The Pick: Avatar: The Way of Water

We just couldn’t close out this year on Mildly Pleased or The Pick without getting wet and wild while learning the way of water. It’s a super-sized episode for a super-sized film, which includes a journey through the life and career of James Cameron and how he ended up at such an award-winning and financially unprecedented position in Hollywood. Also, if you were at all aware that a Pandora flavor of Frosted Flakes existed, you probably already could’ve guessed that we’ll be talking about it as one of our Little Picks. Continue reading

The Pick: Reindeer Games

We three kings bring curiosity for Ben Affleck’s early stardom on this holiday installment of The Pick. The episode is a dive into the year 2000’s somewhat forgotten Reindeer Games, the last film directed by John Frankenheimer and the first to ask what would happen if a bunch of incompetent criminals robbed a casino while dressed in Santa outfits. It’s a movie that has some questionable twists and turns while also bringing very little that’s new to the crime or action genre, but it’s still hard to complain when you’re surrounded by friends (or at least talking to them through a microphone) as that merriest of holidays fast approaches. Continue reading

The Pick: The Money Pit

This episode took us a little while to record, since our own Sean Lemme was busy moving into a new house, not unlike Tom Hanks and Shelley Duvall in this episode’s film, albeit with less destruction. As our lone Hanks-giving pick this year (if you can even call it that considering it’s December), the movie provides a nice snapshot of Hanks’ pre-Big stardom, and is also an interesting early endeavor of Steven Spielberg’s Amblin Entertainment. There’s also an unexpected discussion of the “just guys bein’ slobs” genre of sitcoms as well as a game in which we try to guess the most bankable stars of 1986. Continue reading

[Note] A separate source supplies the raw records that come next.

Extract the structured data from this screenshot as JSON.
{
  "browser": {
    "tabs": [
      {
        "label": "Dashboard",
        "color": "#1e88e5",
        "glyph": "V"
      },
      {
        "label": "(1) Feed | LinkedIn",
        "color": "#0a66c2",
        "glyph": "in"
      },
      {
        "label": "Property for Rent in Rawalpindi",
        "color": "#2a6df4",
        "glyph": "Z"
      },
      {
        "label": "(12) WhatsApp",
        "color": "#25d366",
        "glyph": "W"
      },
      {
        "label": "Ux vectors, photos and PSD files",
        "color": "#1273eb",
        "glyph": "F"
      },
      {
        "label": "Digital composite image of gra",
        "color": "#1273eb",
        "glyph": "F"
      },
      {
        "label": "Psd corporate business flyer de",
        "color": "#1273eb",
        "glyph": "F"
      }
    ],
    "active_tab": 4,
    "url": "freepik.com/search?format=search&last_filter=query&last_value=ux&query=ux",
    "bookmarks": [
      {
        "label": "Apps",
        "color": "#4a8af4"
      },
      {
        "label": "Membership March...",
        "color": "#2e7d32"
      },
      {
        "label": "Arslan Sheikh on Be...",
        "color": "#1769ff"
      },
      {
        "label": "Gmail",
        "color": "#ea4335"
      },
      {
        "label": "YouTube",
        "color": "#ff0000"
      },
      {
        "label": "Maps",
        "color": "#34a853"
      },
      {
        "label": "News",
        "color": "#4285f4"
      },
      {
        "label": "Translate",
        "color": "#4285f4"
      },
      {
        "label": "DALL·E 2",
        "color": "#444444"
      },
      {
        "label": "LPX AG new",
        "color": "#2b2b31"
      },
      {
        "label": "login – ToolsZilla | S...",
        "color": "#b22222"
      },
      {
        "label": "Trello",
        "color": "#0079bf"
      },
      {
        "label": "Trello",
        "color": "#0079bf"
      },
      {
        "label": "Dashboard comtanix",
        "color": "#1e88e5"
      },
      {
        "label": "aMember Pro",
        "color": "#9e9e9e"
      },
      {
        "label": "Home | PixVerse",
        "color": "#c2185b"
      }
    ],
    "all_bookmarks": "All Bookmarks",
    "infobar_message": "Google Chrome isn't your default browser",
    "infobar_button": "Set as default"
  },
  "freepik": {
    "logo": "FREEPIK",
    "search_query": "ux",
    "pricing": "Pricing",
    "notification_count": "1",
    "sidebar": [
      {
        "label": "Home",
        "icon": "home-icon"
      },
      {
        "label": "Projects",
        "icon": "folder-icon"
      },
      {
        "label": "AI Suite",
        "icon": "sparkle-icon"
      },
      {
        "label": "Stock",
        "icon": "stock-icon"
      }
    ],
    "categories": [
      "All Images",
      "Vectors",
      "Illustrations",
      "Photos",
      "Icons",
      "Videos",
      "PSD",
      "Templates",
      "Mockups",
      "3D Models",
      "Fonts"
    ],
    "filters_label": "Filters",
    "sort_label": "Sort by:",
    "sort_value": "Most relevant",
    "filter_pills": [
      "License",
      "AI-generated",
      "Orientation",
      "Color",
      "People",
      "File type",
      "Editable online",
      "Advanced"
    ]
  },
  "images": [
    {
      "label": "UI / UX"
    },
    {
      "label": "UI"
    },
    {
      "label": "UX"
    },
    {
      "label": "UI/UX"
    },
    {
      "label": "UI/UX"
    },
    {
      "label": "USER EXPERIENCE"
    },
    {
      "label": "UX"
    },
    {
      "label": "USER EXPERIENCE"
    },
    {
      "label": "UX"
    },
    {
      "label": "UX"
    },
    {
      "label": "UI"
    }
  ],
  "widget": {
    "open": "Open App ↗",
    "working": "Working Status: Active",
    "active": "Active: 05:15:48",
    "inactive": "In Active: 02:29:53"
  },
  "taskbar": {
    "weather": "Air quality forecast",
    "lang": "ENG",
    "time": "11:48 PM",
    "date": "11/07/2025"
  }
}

The Pick: The Addams Family

With spooky season coming to a close, we spend some time in the residence of the ookiest of all families, The Addamses. We do this by first delving into the history of this fictional family that originated with Charles Addams’ New Yorker cartoon that was turned into a TV show that has always seemed to live in the shadow of The Munsters. The 1991 movie adaptation is a bundle of unbridled irreverence that is pretty up our alley considering its mix of the macabre and the wacky. It’s also a great movie to revisit this Shocktober if you’re looking for something to scratch that Halloween itch that isn’t necessarily scary, but still loads of dark fun. Snap, snap. Continue reading

The Pick: Morbius

This time on The Pick it is, unfortunately, morbin’ time. In the midst of Shocktober season, we dive into the recent film portrayal of one of the spookier superhero villains and live to regret it. This is quite possibly the worst movie we’ve reviewed so far on The Pick, but that doesn’t mean we don’t have a lively and cathartic conversation while airing our grievances against it and what can go wrong when the people making a superhero movie don’t seem remotely invested in what they’re putting onscreen. Plus, we get another unconventional Little Pick as Sean educates us on the low-profile Brazilian jiu-jitsu career of Sony Spider-man Universe alum, Tom Hardy. Continue reading

The Pick: The Transformers: The Movie

There wasn’t any specific tie-in or reason really for us to be talking about the 1986 animated Transformers movie, other than the fact that Sean and John bought the movie on blu-ray a while ago and have needed a reason to watch it. Regardless, it gives us an opportunity to talk about the history of the Transformers toys and cartoon show, and how this is such a weird-but-memorable extension of those ’80s childhood mainstays. Also discussed is the eclectic assortment of semi-household names featured in the movie’s cast as well as its undeniably rockin’ soundtrack. We’ve got the touch! Continue reading

The Pick: In The Line of Fire

After a summer break from podcasting, we’re back with The Pick to talk about one of the more acclaimed movies directed by the recently departed Wolfgang Peterson, 1993’s In The Line of Fire. It’s a movie that somehow we had all not seen until now and that despite being nearly 30 years old, features a lot of characters inferring that Clint Eastwood is too old to be starring in movies. We get into plenty of Clint talk as well as how this pick reflects and plays against a lot of other movies in the actor/director’s filmography. Additionally, there’s an extended conversation about Baz Luhrmann’s delirious Elvis biopic that came out in theaters earlier this summer and is now available to stream. Continue reading